"You can't always get what you want. But if you try sometimes, you just might find...You get what you need. Oh yeah." -- The Rolling Stones
I've been known to actually utter these words to my kids on numerous occasions -- minus the "oh yeah," depending on my mood. Sometimes I throw it in for effect.
Kids today just don't know how good they've got it. Yeah, I know: Our parents said that about us. Although it was completely true, since in my case anyway, they grew up during the depression and the stories I heard involved having nothing to play with but two 2x4s nailed together, attached to four roller skates. Or the cardboard that covered holes in their shoes, shielding cherubic feet from the elements. Though I don't mean to diminish tough circumstances or the memories that accompany them, I couldn't exactly relate.
I don't think my kids can relate to mine either, and so it goes.

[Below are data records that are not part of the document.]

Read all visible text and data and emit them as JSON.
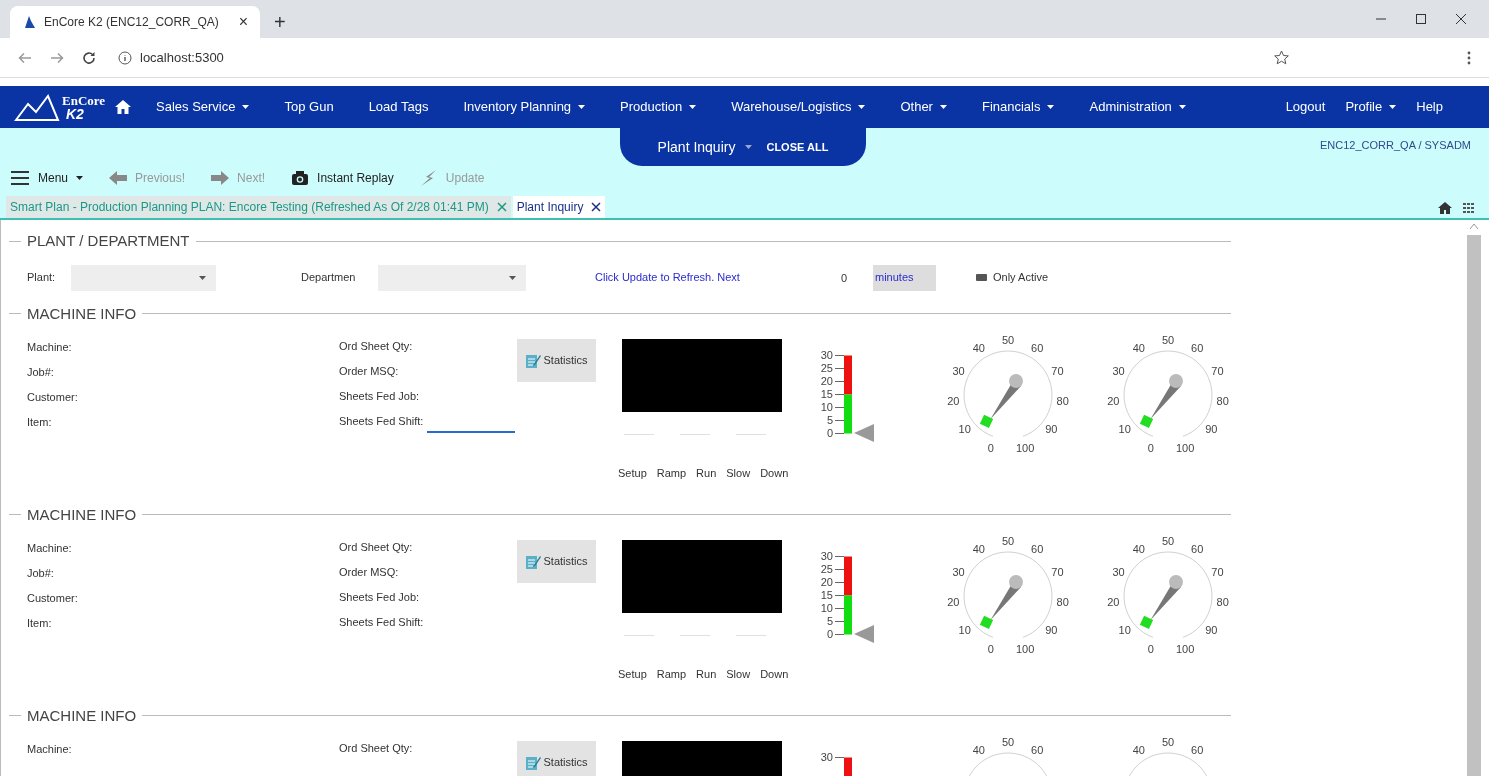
{
  "browser": {
    "tab_title": "EnCore K2 (ENC12_CORR_QA)",
    "tab_close": "×",
    "new_tab": "+",
    "address": "localhost:5300"
  },
  "nav": {
    "logo_text": "EnCore",
    "logo_sub": "K2",
    "items": [
      {
        "label": "Sales Service",
        "dropdown": true
      },
      {
        "label": "Top Gun",
        "dropdown": false
      },
      {
        "label": "Load Tags",
        "dropdown": false
      },
      {
        "label": "Inventory Planning",
        "dropdown": true
      },
      {
        "label": "Production",
        "dropdown": true
      },
      {
        "label": "Warehouse/Logistics",
        "dropdown": true
      },
      {
        "label": "Other",
        "dropdown": true
      },
      {
        "label": "Financials",
        "dropdown": true
      },
      {
        "label": "Administration",
        "dropdown": true
      }
    ],
    "right_items": [
      {
        "label": "Logout",
        "dropdown": false
      },
      {
        "label": "Profile",
        "dropdown": true
      },
      {
        "label": "Help",
        "dropdown": false
      }
    ]
  },
  "screen_pill": {
    "title": "Plant Inquiry",
    "close_all": "CLOSE ALL"
  },
  "user": "ENC12_CORR_QA / SYSADM",
  "toolbar": [
    {
      "kind": "menu",
      "label": "Menu",
      "disabled": false
    },
    {
      "kind": "previous",
      "label": "Previous!",
      "disabled": true
    },
    {
      "kind": "next",
      "label": "Next!",
      "disabled": true
    },
    {
      "kind": "camera",
      "label": "Instant Replay",
      "disabled": false
    },
    {
      "kind": "update",
      "label": "Update",
      "disabled": true
    }
  ],
  "tabs": [
    {
      "label": "Smart Plan - Production Planning PLAN: Encore Testing (Refreshed As Of 2/28 01:41 PM)",
      "selected": false
    },
    {
      "label": "Plant Inquiry",
      "selected": true
    }
  ],
  "plant_department": {
    "title": "PLANT / DEPARTMENT",
    "plant_label": "Plant:",
    "department_label": "Departmen",
    "refresh_link": "Click Update to Refresh. Next",
    "minutes_value": "0",
    "minutes_label": "minutes",
    "only_active": {
      "label": "Only Active",
      "checked": false
    }
  },
  "machine_sections": [
    {
      "title": "MACHINE INFO",
      "left_fields": [
        "Machine:",
        "Job#:",
        "Customer:",
        "Item:"
      ],
      "right_fields": [
        {
          "label": "Ord Sheet Qty:",
          "focused": false
        },
        {
          "label": "Order MSQ:",
          "focused": false
        },
        {
          "label": "Sheets Fed Job:",
          "focused": false
        },
        {
          "label": "Sheets Fed Shift:",
          "focused": true
        }
      ],
      "statistics_button": "Statistics",
      "phase_labels": [
        "Setup",
        "Ramp",
        "Run",
        "Slow",
        "Down"
      ],
      "level_gauge": {
        "ticks": [
          "30",
          "25",
          "20",
          "15",
          "10",
          "5",
          "0"
        ]
      },
      "dials": [
        {
          "ticks": [
            "0",
            "10",
            "20",
            "30",
            "40",
            "50",
            "60",
            "70",
            "80",
            "90",
            "100"
          ]
        },
        {
          "ticks": [
            "0",
            "10",
            "20",
            "30",
            "40",
            "50",
            "60",
            "70",
            "80",
            "90",
            "100"
          ]
        }
      ]
    },
    {
      "title": "MACHINE INFO",
      "left_fields": [
        "Machine:",
        "Job#:",
        "Customer:",
        "Item:"
      ],
      "right_fields": [
        {
          "label": "Ord Sheet Qty:",
          "focused": false
        },
        {
          "label": "Order MSQ:",
          "focused": false
        },
        {
          "label": "Sheets Fed Job:",
          "focused": false
        },
        {
          "label": "Sheets Fed Shift:",
          "focused": false
        }
      ],
      "statistics_button": "Statistics",
      "phase_labels": [
        "Setup",
        "Ramp",
        "Run",
        "Slow",
        "Down"
      ],
      "level_gauge": {
        "ticks": [
          "30",
          "25",
          "20",
          "15",
          "10",
          "5",
          "0"
        ]
      },
      "dials": [
        {
          "ticks": [
            "0",
            "10",
            "20",
            "30",
            "40",
            "50",
            "60",
            "70",
            "80",
            "90",
            "100"
          ]
        },
        {
          "ticks": [
            "0",
            "10",
            "20",
            "30",
            "40",
            "50",
            "60",
            "70",
            "80",
            "90",
            "100"
          ]
        }
      ]
    },
    {
      "title": "MACHINE INFO",
      "left_fields": [
        "Machine:"
      ],
      "right_fields": [
        {
          "label": "Ord Sheet Qty:",
          "focused": false
        }
      ],
      "statistics_button": "Statistics",
      "level_gauge": {
        "ticks": [
          "30"
        ]
      },
      "dials": [
        {
          "ticks": [
            "40",
            "50",
            "60"
          ]
        },
        {
          "ticks": [
            "40",
            "50",
            "60"
          ]
        }
      ]
    }
  ]
}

But when wails of complaint bellow from the back seat of the family car on the way to the grocery store because the iPad that wasn't even a glimmer in anyone's eye back in the '70s has run out of cell data, I'm reminded of a simpler time when I listened to FM radio.
Recently, while playing XBox with my boys, as they pined for the next, much more amazingly life-enhancing Xbox inception, I thought "Do you kids realize that all we had was Pong?"
"I can't get no satisfaction. I try and I try and I try and I try. But I can't get no. No, no, no. Hey, hey...HEY! That's what I say." -- The Rolling Stones
And when they expound upon the culinary advancement that is the double down, I attempt to put things into perspective with:
"Ain't that America? Home of the free." -- John Mellencamp
Dripping in not so much mayonnaise as sarcasm.
"This dinner looks like dog crap!" My son will exclaim at the dinner table. I simply look at him and demurely say:
"Don't do me like that." -- Tom Petty
And when they come home upset about their day, wanting to throw in the chips?
"Don't stop thinkin' about tomorrow. Don't stop. It'll soon be here. It'll be better than before. Yesterday's gone. Yesterday's gone." -- Fleetwood Mac
When a best friend suddenly turns on them and the girl my son has been crushing on goes to the dance with his buddy, or someone gave one of my boys a hard time at school, I turn to them and offer that,
"Everybody hurts...sometimes..." -- REM
When they just want to hole up in their bedrooms and play video games despite all the amazing things this world has to offer, I remind them that no, they don't have to live like a refugee.
Of course there are lessons to be learned from rock music. As a songwriter, I know this and I try to use it to everyone's advantage. After all, the songwriters I'm referencing all went through their own stuff and toiled to put it all to paper in a concise and relatively snappy, relatable fashion that the masses could utilize as a buffer from life's disappointments and cruelties. They're like modern day parables, little nuggets of truth and candor rolled up into tasty bite size offerings of wisdom that you can also dance to.
I'm simply pointing this out to my offspring in case they don't pick up on these allegories screaming from the kitchen speakers. My Rolling Stones is not my mother's Herb Alpert and the Tijuana Brass. And 10,000 Maniacs certainly wasn't my answer to her 10,000 Strings. Though maybe I was able to glean some romantic wisdom from "There I go and spoil it all by saying something stupid like I love you".
As a modern parent, I try to be on top of the messages in today's music. So far, at the risk of sounding like a fuddy-duddy with respect to their P. Diddy, I can't find a whole lot of positive, sage advice out there.
The times, they are a changin'.
It seems like most messages sent by artists catering to today's younger demographic get their point across through media antics rather than lyrical content. But maybe that's just age and cynicism talking.
Every time that I look in the mirror... all these lines in my face get me clearer. The past is gone... " -- Aerosmith
But then, the '80s didn't exactly wax philosophical with ditties like "Everybody have fun tonight...everybody wang chung tonight... " Let's be honest.
Then again, if on a particularly trying day, in the absence of one of my own brilliant musings, I can turn to one of my kids and say something like...
"Oh...woah, woah, sweet child of mine...every day is a winding road and although the first cut is the deepest, you just gotta soak up the sun and realize that baby, you were born to run. You've got a hubcap, diamond star halo, you're dirty, sweet and you're my kid. Whatever is troubling you my son, let it be" -- Everybody
...that's a real plus.
Sometimes I'll even throw in a few from the current stockpile of lyrical nuggets. Still, the tried and true are lyrics that are just as much ours as theirs; maybe even more.
"Don't wanna be an American idiot...don't want a nation under the new media...information age of hysteria...it's calling out to idiot America." -- Green Day
You know, just to keep things real.
Oh... time may change me... but I can't change time.